Interface dataset entries

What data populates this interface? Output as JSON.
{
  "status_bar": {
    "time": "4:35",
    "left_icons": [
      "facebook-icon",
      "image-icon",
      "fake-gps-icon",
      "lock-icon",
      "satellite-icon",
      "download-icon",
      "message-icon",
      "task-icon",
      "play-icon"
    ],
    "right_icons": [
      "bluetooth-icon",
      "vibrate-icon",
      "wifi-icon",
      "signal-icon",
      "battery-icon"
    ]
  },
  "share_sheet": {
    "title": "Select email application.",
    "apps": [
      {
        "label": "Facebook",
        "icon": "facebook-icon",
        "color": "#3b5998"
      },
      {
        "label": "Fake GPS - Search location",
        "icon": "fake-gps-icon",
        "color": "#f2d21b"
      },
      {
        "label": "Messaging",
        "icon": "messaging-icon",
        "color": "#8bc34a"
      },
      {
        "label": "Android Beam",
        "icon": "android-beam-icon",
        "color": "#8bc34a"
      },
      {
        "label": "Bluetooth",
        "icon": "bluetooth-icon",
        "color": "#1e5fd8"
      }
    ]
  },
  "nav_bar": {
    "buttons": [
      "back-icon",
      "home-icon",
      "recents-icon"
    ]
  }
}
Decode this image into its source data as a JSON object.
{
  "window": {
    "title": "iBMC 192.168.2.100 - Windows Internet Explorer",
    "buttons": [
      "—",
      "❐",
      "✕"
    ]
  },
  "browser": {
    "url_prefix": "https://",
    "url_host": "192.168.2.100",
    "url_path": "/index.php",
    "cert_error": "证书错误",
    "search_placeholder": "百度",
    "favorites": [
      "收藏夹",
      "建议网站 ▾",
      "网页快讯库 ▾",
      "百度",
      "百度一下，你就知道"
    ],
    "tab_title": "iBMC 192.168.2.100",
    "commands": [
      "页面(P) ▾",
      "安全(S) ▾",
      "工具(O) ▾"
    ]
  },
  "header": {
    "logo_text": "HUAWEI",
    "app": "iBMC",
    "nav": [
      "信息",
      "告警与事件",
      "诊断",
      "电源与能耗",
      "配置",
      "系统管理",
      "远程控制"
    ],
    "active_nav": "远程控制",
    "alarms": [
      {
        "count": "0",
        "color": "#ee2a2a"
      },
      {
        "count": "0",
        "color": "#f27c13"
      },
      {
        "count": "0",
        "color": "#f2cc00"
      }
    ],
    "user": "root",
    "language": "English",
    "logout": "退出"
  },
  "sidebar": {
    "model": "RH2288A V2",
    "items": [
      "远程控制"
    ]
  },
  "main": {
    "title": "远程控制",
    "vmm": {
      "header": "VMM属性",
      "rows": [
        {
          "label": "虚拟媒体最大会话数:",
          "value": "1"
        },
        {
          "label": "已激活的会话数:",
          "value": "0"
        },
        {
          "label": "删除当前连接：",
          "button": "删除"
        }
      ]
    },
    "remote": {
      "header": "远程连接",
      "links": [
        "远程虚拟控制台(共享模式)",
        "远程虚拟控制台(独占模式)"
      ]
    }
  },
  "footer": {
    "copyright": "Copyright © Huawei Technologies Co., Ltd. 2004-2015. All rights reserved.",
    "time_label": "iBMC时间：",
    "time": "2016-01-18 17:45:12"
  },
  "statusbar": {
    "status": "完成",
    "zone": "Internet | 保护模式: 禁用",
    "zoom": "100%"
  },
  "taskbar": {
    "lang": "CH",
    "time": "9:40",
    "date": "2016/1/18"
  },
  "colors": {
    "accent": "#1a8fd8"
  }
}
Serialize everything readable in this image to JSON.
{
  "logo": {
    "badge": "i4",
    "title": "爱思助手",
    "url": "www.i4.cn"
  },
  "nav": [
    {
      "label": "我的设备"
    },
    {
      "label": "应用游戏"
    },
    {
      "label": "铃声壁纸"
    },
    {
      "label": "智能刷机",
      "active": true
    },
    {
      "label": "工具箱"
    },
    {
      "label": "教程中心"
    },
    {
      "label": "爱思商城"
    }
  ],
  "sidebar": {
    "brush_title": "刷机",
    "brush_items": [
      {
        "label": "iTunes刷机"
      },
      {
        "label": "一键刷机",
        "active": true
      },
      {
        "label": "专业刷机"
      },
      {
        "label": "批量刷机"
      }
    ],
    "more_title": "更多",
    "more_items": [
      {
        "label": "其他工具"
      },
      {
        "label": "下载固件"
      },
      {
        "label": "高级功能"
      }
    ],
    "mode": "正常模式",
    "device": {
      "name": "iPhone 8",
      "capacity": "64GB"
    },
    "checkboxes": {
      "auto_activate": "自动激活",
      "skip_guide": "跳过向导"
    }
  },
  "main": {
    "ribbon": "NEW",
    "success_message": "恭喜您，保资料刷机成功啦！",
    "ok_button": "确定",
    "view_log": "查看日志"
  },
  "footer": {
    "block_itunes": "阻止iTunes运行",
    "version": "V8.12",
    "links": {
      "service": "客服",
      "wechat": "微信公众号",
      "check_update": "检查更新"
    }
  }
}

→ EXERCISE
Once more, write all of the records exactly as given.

→ RESPONSE AREA
What data populates this interface? Output as JSON.
{
  "status_bar": {
    "time": "4:35",
    "left_icons": [
      "facebook-icon",
      "image-icon",
      "fake-gps-icon",
      "lock-icon",
      "satellite-icon",
      "download-icon",
      "message-icon",
      "task-icon",
      "play-icon"
    ],
    "right_icons": [
      "bluetooth-icon",
      "vibrate-icon",
      "wifi-icon",
      "signal-icon",
      "battery-icon"
    ]
  },
  "share_sheet": {
    "title": "Select email application.",
    "apps": [
      {
        "label": "Facebook",
        "icon": "facebook-icon",
        "color": "#3b5998"
      },
      {
        "label": "Fake GPS - Search location",
        "icon": "fake-gps-icon",
        "color": "#f2d21b"
      },
      {
        "label": "Messaging",
        "icon": "messaging-icon",
        "color": "#8bc34a"
      },
      {
        "label": "Android Beam",
        "icon": "android-beam-icon",
        "color": "#8bc34a"
      },
      {
        "label": "Bluetooth",
        "icon": "bluetooth-icon",
        "color": "#1e5fd8"
      }
    ]
  },
  "nav_bar": {
    "buttons": [
      "back-icon",
      "home-icon",
      "recents-icon"
    ]
  }
}
Decode this image into its source data as a JSON object.
{
  "window": {
    "title": "iBMC 192.168.2.100 - Windows Internet Explorer",
    "buttons": [
      "—",
      "❐",
      "✕"
    ]
  },
  "browser": {
    "url_prefix": "https://",
    "url_host": "192.168.2.100",
    "url_path": "/index.php",
    "cert_error": "证书错误",
    "search_placeholder": "百度",
    "favorites": [
      "收藏夹",
      "建议网站 ▾",
      "网页快讯库 ▾",
      "百度",
      "百度一下，你就知道"
    ],
    "tab_title": "iBMC 192.168.2.100",
    "commands": [
      "页面(P) ▾",
      "安全(S) ▾",
      "工具(O) ▾"
    ]
  },
  "header": {
    "logo_text": "HUAWEI",
    "app": "iBMC",
    "nav": [
      "信息",
      "告警与事件",
      "诊断",
      "电源与能耗",
      "配置",
      "系统管理",
      "远程控制"
    ],
    "active_nav": "远程控制",
    "alarms": [
      {
        "count": "0",
        "color": "#ee2a2a"
      },
      {
        "count": "0",
        "color": "#f27c13"
      },
      {
        "count": "0",
        "color": "#f2cc00"
      }
    ],
    "user": "root",
    "language": "English",
    "logout": "退出"
  },
  "sidebar": {
    "model": "RH2288A V2",
    "items": [
      "远程控制"
    ]
  },
  "main": {
    "title": "远程控制",
    "vmm": {
      "header": "VMM属性",
      "rows": [
        {
          "label": "虚拟媒体最大会话数:",
          "value": "1"
        },
        {
          "label": "已激活的会话数:",
          "value": "0"
        },
        {
          "label": "删除当前连接：",
          "button": "删除"
        }
      ]
    },
    "remote": {
      "header": "远程连接",
      "links": [
        "远程虚拟控制台(共享模式)",
        "远程虚拟控制台(独占模式)"
      ]
    }
  },
  "footer": {
    "copyright": "Copyright © Huawei Technologies Co., Ltd. 2004-2015. All rights reserved.",
    "time_label": "iBMC时间：",
    "time": "2016-01-18 17:45:12"
  },
  "statusbar": {
    "status": "完成",
    "zone": "Internet | 保护模式: 禁用",
    "zoom": "100%"
  },
  "taskbar": {
    "lang": "CH",
    "time": "9:40",
    "date": "2016/1/18"
  },
  "colors": {
    "accent": "#1a8fd8"
  }
}
Serialize everything readable in this image to JSON.
{
  "logo": {
    "badge": "i4",
    "title": "爱思助手",
    "url": "www.i4.cn"
  },
  "nav": [
    {
      "label": "我的设备"
    },
    {
      "label": "应用游戏"
    },
    {
      "label": "铃声壁纸"
    },
    {
      "label": "智能刷机",
      "active": true
    },
    {
      "label": "工具箱"
    },
    {
      "label": "教程中心"
    },
    {
      "label": "爱思商城"
    }
  ],
  "sidebar": {
    "brush_title": "刷机",
    "brush_items": [
      {
        "label": "iTunes刷机"
      },
      {
        "label": "一键刷机",
        "active": true
      },
      {
        "label": "专业刷机"
      },
      {
        "label": "批量刷机"
      }
    ],
    "more_title": "更多",
    "more_items": [
      {
        "label": "其他工具"
      },
      {
        "label": "下载固件"
      },
      {
        "label": "高级功能"
      }
    ],
    "mode": "正常模式",
    "device": {
      "name": "iPhone 8",
      "capacity": "64GB"
    },
    "checkboxes": {
      "auto_activate": "自动激活",
      "skip_guide": "跳过向导"
    }
  },
  "main": {
    "ribbon": "NEW",
    "success_message": "恭喜您，保资料刷机成功啦！",
    "ok_button": "确定",
    "view_log": "查看日志"
  },
  "footer": {
    "block_itunes": "阻止iTunes运行",
    "version": "V8.12",
    "links": {
      "service": "客服",
      "wechat": "微信公众号",
      "check_update": "检查更新"
    }
  }
}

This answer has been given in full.